→ **Instructions to follow**:
Copy out each line of the data below in which the string "icon" appears.

● ● ● ● ● ● ●

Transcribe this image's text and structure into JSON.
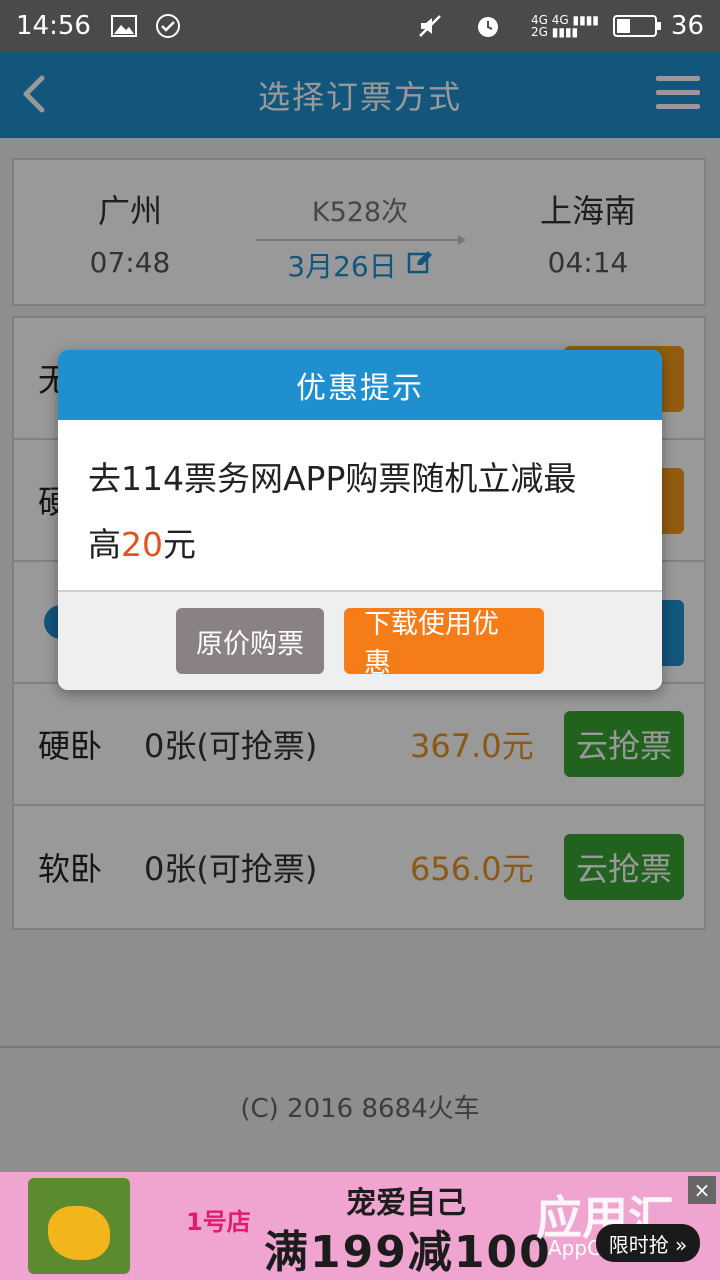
{
  "status_bar": {
    "time": "14:56",
    "network_label_top": "4G 4G",
    "network_label_bottom": "2G",
    "battery_level": "36",
    "battery_fraction": 0.36
  },
  "header": {
    "title": "选择订票方式",
    "back_icon": "chevron-left-icon",
    "menu_icon": "hamburger-menu-icon"
  },
  "train": {
    "from_station": "广州",
    "from_time": "07:48",
    "train_no": "K528次",
    "date": "3月26日",
    "to_station": "上海南",
    "to_time": "04:14"
  },
  "seats": [
    {
      "type": "无",
      "count": "",
      "price": "",
      "button": ""
    },
    {
      "type": "硬",
      "count": "",
      "price": "",
      "button": ""
    },
    {
      "type": "",
      "count": "",
      "price": "",
      "button": ""
    },
    {
      "type": "硬卧",
      "count": "0张(可抢票)",
      "price": "367.0元",
      "button": "云抢票"
    },
    {
      "type": "软卧",
      "count": "0张(可抢票)",
      "price": "656.0元",
      "button": "云抢票"
    }
  ],
  "footer": {
    "copyright": "(C) 2016 8684火车"
  },
  "dialog": {
    "title": "优惠提示",
    "body_line1": "去114票务网APP购票随机立减最",
    "body_line2_prefix": "高",
    "body_highlight": "20",
    "body_line2_suffix": "元",
    "btn_original": "原价购票",
    "btn_download": "下载使用优惠"
  },
  "ad": {
    "logo": "1号店",
    "slogan": "宠爱自己",
    "main": "满199减100",
    "brand": "应用汇",
    "sub": "AppChina.com",
    "badge": "限时抢 »",
    "close": "×"
  },
  "colors": {
    "primary": "#1f8fcf",
    "orange": "#f57c16",
    "green": "#3aa335",
    "price": "#e69424"
  }
}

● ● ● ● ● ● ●

→ **Your response**:
    "back_icon": "chevron-left-icon",
    "menu_icon": "hamburger-menu-icon"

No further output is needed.